In the light of so much controversy recently surrounding the alleged use of performance enhancers by pro athletes, including the use of Human Growth Hormone, you may wonder why this substance is banned in all pro sports. After all, it may seem confusing when a substance naturally produced by the body is considered an illegal drug by sports organizations. Especially since Major League Baseball’s recent sanctions against almost 20 baseball players found to be using HGH with other performance enhancers were so harsh, it may be helpful to understand why most anti-doping and professional sports organizations have taken the stance against HGH that is now playing out on the world stage.
Although human growth hormone is naturally secreted by the pituitary gland in order to help bones grow and to promote the production of “insulin like growth factor” (IGF-1) for bone, muscle, and organ growth, as many of us know, this production slows down as we age. Some experts estimate that the body reduces its production of HGH by 1-2% per year after puberty is complete. As the levels drop, a whole host of changes can occur in the body, including a loss of lean muscle mass, an increase in body fat, especially in the waist area, aging of the skin, and bones that lose their density. For athletes, especially those at the elite levels of their sports, these changes can be detrimental or even career-ending.
In order to boost HGH levels in the body and reverse the damage that has been done by decreasing HGH levels, many athletes began turning to a synthetic form of HGH that needed to be injected into the body, since an HGH pill would be made useless by stomach acid. Word of mouth testimony about the many benefits of human growth hormone, from its ability to speed up healing from injuries, to the way it can help build lean muscle mass, reduce fat and promote health and vitality, was very convincing to athletes facing health issues or injuries. Many athletes also began to combine HGH with other illegal substances, such as testosterone or steroids, because it seemed to act as a boost for those substances. Suddenly, athletes who took HGH had an advantage over athletes who did not use performance enhancing substances, a big no-no in the competitive sports realm, where players are supposed to be matched in skill and talent, and not pitted against players who had an “unnatural” advantage.

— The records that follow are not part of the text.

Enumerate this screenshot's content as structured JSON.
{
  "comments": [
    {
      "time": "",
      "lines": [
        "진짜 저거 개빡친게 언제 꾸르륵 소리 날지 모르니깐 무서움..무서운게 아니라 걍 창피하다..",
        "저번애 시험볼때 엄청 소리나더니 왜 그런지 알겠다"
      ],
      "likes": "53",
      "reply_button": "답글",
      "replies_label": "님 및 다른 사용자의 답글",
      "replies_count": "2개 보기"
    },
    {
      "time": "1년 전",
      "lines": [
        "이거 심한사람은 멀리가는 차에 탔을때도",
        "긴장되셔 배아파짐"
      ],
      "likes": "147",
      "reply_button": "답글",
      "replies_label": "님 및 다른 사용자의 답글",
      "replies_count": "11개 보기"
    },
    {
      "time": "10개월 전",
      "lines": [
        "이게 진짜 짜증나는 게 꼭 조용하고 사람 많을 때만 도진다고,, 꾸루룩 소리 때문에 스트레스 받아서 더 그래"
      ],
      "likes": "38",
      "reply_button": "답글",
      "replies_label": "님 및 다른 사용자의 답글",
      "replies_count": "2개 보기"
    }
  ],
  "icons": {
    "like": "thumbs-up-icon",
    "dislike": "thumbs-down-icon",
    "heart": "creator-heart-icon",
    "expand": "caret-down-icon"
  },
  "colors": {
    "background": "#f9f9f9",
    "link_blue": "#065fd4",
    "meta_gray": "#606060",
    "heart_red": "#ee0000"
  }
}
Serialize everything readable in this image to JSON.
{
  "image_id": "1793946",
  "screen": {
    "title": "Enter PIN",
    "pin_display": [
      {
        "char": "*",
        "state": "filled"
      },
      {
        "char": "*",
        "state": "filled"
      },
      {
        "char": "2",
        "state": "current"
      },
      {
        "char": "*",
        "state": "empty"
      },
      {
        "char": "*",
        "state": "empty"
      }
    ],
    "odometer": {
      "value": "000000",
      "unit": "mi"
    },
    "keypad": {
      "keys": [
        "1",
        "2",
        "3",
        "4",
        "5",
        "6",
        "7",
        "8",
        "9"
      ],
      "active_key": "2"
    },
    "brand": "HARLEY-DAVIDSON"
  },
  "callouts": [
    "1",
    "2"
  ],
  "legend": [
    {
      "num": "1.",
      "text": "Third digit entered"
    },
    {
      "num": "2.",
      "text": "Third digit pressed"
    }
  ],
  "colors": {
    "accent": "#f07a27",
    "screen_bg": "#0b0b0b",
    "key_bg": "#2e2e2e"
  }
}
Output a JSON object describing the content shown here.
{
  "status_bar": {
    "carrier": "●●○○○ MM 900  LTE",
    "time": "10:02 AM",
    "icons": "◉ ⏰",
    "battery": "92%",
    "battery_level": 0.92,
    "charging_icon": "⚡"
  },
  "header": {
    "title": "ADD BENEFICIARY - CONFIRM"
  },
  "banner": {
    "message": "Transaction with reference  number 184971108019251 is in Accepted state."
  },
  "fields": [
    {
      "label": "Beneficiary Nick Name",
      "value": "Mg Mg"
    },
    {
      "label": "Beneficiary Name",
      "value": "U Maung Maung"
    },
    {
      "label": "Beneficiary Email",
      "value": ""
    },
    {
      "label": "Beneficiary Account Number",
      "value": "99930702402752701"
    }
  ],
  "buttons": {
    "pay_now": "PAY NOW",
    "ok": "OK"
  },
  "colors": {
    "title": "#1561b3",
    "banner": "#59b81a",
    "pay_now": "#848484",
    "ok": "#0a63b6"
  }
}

In order to ensure some players were not using HGH to boost their performance unfairly, drug testing organizations developed a test to detect HGH, first used at the 2004 Olympic Games. Since a urine test cannot accurately determine if there are above-normal levels of HGH, the test is a blood test. A blood test is also a better testing choice since it can guard against false readings due to the fact that people already have HGH in their bodies naturally. The HGH test actually tests the ratio of different types of HGH, and a ratio that is out-of-whack will show the athlete injected themselves with synthetic HGH. Since so many players heard stories about the restorative and beneficial properties of HGH, and since there has actually been a study that shows HGH improves athletic performance in sprint capacity by 4% when used alone and 8% when combined with testosterone in men, it’s easy to see why HGH would seem very attractive.
Because HGH is shown to give athletes an advantage over their counterparts who aren’t using it, and because many athletes combine their use of HGH with other illegal substances, it is a banned substance in football, baseball, golf, the Olympics, and most other professional sports. It was also on the World-Anti-Doping Agency’s banned substances list, although there is some grey area there in light of the recent controversies regarding HGH in skiing and in pro golf.
So there you have it, the story of how a substance produced naturally in the body, and useful for maintaining health and vitality in natural forms as we age, such as with Deer Antler Spray, became one of the most controversial substances in pro sports today. Athletes who are paid to play professional sports will have to really decide if their desire to have that slight competitive edge is worth the consequences faced by Alex Rodriguez, Mark McGuire, Ryan Braun, Vijay Singh, Barry Bonds, and so many other athletes whose names are now associated with cheating rather than winning.